About this exercise: Please find every line in the records below that contains the word "Bubble", and copy it.

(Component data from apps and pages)
● ● ● ●

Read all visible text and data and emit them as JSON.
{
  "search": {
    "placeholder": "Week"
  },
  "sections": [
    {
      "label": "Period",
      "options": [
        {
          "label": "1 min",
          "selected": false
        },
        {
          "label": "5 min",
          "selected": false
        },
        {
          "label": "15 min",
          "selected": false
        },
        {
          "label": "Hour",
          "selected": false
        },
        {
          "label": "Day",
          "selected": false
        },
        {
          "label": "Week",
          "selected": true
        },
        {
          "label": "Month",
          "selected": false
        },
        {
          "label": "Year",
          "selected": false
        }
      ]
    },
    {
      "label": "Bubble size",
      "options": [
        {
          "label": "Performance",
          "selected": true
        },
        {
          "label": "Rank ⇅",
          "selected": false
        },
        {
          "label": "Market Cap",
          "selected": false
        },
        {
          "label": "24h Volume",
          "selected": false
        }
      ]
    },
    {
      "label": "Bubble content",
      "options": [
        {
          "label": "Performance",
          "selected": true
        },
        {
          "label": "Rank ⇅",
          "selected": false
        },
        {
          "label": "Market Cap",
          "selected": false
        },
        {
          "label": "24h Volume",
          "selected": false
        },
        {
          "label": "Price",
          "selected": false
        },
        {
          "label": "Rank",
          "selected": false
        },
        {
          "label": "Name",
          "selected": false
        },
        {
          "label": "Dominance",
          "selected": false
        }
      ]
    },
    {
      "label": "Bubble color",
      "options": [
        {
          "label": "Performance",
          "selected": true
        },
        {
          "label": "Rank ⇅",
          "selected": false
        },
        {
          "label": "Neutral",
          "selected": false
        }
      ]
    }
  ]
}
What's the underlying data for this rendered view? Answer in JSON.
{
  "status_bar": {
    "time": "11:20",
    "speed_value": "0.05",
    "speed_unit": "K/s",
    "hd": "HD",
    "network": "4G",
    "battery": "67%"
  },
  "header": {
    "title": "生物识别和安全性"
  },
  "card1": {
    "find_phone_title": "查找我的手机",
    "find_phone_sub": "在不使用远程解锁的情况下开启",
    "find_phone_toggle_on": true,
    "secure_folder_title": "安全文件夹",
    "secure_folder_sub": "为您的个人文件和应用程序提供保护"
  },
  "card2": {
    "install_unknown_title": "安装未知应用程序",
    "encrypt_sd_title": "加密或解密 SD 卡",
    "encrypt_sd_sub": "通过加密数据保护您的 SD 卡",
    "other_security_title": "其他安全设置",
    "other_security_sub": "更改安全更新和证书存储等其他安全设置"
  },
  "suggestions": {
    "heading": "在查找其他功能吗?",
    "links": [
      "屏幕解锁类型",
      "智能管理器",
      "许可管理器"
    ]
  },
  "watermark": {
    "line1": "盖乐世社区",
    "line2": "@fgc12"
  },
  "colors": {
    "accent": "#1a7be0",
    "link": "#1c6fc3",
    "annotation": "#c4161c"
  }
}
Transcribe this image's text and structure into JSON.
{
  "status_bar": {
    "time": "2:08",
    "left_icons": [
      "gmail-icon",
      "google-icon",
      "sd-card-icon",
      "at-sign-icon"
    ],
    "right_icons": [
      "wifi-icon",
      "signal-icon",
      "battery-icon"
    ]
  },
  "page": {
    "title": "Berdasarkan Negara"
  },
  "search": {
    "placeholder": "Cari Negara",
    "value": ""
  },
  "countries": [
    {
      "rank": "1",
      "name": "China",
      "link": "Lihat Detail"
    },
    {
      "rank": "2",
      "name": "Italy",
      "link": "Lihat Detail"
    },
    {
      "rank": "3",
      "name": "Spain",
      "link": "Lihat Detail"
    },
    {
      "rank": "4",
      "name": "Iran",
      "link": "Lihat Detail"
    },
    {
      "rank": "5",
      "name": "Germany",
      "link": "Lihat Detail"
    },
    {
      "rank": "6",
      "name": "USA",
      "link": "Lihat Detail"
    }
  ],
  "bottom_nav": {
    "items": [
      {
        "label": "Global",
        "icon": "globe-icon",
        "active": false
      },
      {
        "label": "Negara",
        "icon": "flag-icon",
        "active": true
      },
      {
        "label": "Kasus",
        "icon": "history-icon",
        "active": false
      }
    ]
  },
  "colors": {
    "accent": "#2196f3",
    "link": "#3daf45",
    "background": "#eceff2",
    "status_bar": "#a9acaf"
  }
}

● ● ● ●

Your response:
      "label": "Bubble size",
      "label": "Bubble content",
      "label": "Bubble color",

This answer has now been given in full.